◆ What the task asks
In the records, find every line with the word "JSON" and copy it out.

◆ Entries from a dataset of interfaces

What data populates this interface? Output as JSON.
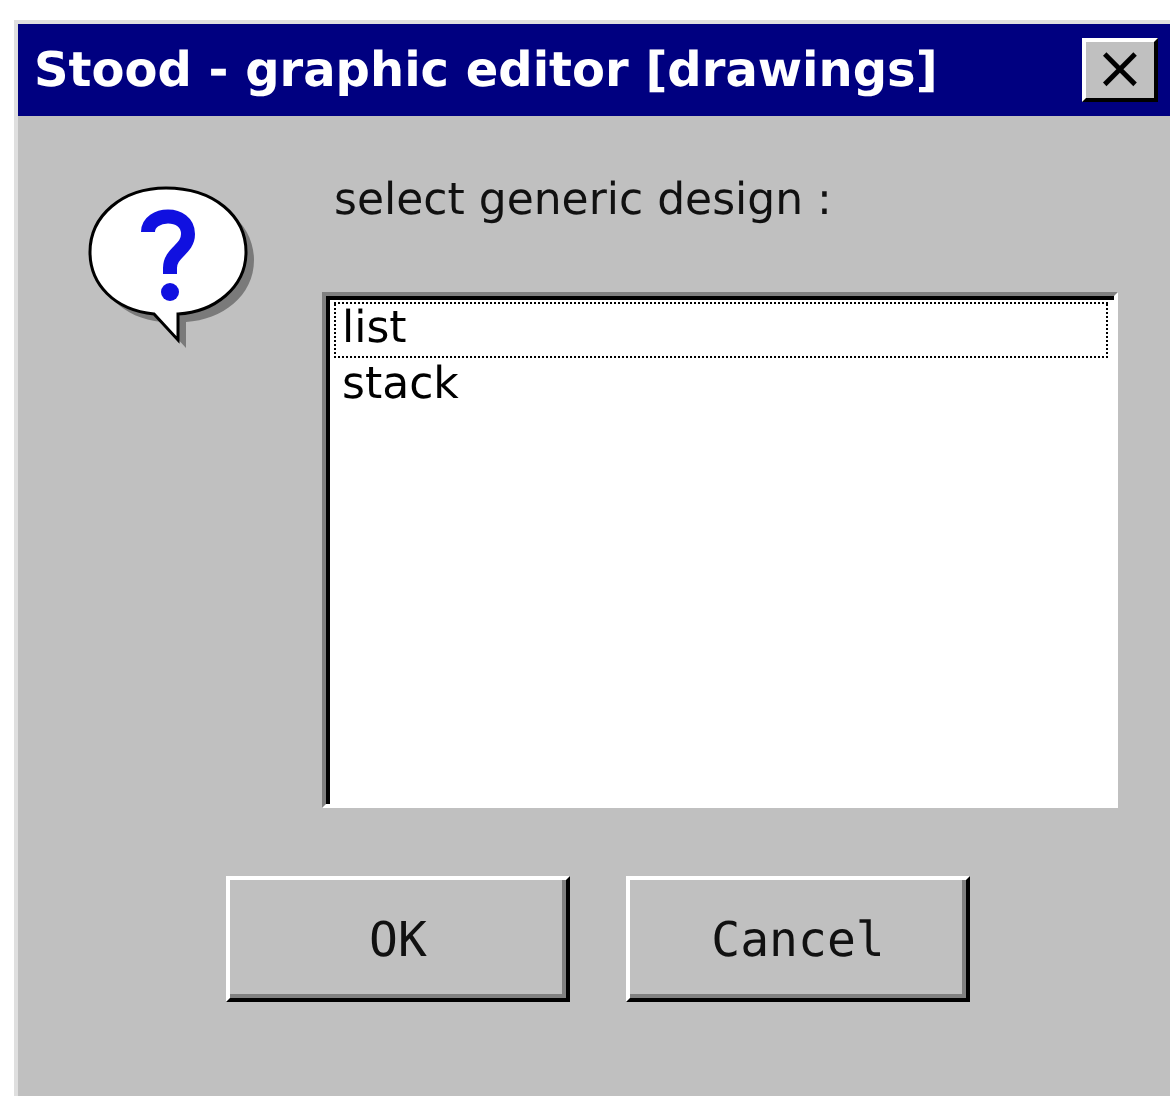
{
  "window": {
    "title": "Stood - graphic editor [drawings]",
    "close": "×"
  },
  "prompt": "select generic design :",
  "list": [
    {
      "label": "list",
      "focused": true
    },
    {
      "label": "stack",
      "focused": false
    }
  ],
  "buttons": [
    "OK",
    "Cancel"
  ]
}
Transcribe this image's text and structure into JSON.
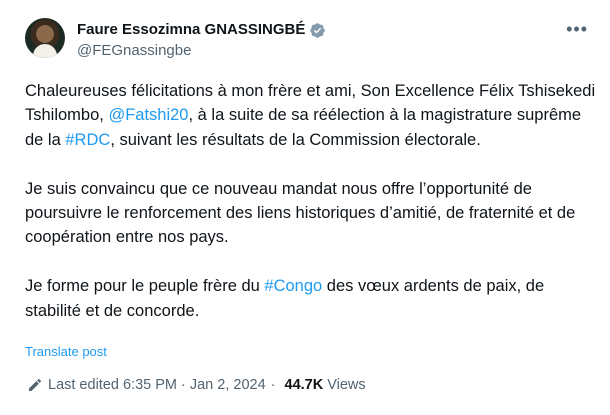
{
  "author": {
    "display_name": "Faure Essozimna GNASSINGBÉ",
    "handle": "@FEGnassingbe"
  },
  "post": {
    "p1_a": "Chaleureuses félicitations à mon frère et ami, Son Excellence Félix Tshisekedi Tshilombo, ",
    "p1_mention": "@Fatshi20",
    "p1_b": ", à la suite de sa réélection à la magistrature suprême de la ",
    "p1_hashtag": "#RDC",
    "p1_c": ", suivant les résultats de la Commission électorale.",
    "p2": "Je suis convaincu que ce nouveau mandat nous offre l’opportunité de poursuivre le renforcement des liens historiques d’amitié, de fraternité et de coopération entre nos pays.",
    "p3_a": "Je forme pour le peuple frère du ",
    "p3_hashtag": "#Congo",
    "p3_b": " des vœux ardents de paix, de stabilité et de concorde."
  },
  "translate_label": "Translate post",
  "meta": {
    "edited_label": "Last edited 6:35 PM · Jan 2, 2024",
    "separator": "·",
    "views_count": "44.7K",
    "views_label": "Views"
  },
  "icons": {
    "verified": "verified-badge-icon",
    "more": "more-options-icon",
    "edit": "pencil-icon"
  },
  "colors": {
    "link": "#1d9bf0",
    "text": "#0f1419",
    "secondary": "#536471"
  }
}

◆ Solution to this task
What data populates this interface? Output as JSON.
Transcribe this image's text and structure into JSON.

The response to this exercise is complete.